However, after such a dry piece of writing it is complicated to develop the discussion of an issue and to choose the right direction. So, adding some visualization to the text will let your article continue smoothly.

Visual objects not only make the text look brighter but also provide additional information. For example, if a text is about company’s funding distribution, a pie chart will illustrate this company’s spending on particular services through the year.

Charts and diagrams are the first things people notice on the paper, so the use of visual tables will facilitate the readers’ perception.

On the other hand, poor visualization can misrepresent the concept. The misleading graph, for instance, will bring to inaccurate conclusions. To avoid such data distortion, it is desired to choose visualization wisely.

3. Outliers instead of averages

If you want your data organized in a meaningful way, you should forget about utilizing excellent numbers in the set which is unlikely to introduce the overall findings.

Such information disorients readers and reduces the effectiveness of your writing. Whether to drop or not to drop outliers is an unresolved question, but their usage is necessary when it’s important to show data error.

It is better to avoid outliers when it comes to incorrect measurements (when the man’s weight is 15 lbs, for instance) or when outliers don’t affect results of research.

4. Percentages

The confusion between percentage change and a change in percentage points is another frequent mistake in data reporting. The difference between those two concepts lies in measuring: the first one applies a measure of frequency; when the seconds uses binary measurement.

Some journalists tend to neglect fractions and prefer percentages. It is good, when variations of both create a profound reflection of the matter, when explaining economic growth, for example. However, their overuse can worsen the understanding of the text, in the case when your target readers are average users. The best solution to this is to make use of both types of info carefully and wisely.

Use fractions and round percentages in order not to make them look too complicated. Also, you should also know how and when to write numbers in academic writing.

5. File type and size

You should always take into account the type and the size of the data file. It will simplify the process of selecting a program to work with.

The most convenient tool is supposed to be an Excel file. It is easy to use, and almost any data works in Excel program. If not, you may also try Microsoft access or one of the numerous database programs run on SQL.

If you are not well-informed of such kind of software, you might learn about prime database programs through online resources.

6. Cleaning

Even if you waited for your statistics for a long time or spent hours to find it, you should look through it. The data should reflect real findings and credible results since well-informed readers will question your article.

Make corrections, avoid unreliable data and split first and last names into separate fields or full addresses into clear pieces.
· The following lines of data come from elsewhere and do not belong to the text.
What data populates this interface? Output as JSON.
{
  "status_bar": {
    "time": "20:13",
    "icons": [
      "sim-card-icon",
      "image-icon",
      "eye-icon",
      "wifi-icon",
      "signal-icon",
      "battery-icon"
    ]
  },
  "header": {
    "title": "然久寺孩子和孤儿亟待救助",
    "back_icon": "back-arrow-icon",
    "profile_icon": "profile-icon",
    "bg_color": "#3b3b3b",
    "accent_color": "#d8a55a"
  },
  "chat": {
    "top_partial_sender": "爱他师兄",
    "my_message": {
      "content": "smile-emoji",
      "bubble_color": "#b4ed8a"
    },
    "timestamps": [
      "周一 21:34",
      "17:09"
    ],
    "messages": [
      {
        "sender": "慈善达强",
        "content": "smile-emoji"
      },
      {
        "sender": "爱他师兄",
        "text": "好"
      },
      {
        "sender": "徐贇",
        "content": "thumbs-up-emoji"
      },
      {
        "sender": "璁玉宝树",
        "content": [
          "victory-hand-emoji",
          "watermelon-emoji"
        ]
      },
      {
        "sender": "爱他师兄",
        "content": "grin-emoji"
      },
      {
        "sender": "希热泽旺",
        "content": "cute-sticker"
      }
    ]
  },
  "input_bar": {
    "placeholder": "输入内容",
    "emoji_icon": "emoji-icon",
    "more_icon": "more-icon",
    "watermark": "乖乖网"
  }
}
It is preferable to use Microsoft Excel here, where you can easily implement all the edits using separate cells.

The best way to use information is to read about how to clean it before you ask yourself: what is data reporting? Get informed about how to work with the material and then turn to other aspects of writing.

7. Ask for help

Never be afraid of or feel embarrassed about asking for some help. It is vital to collaborate with other people sharing your profession or with those who you think are capable of assisting and criticizing your works. Let’s remind us of Panama Papers: if it was not the help of ICIJ, most of the papers would never be analyzed. Mobile collaboration between journalists played a significant role in that case.

If you are the only data reporter or need to get some professional help, you can turn to a professional and you can try these out, which specializes in writing and can give you a hand in writing and answer all questions you might have.

Designed by Vishal Gaikar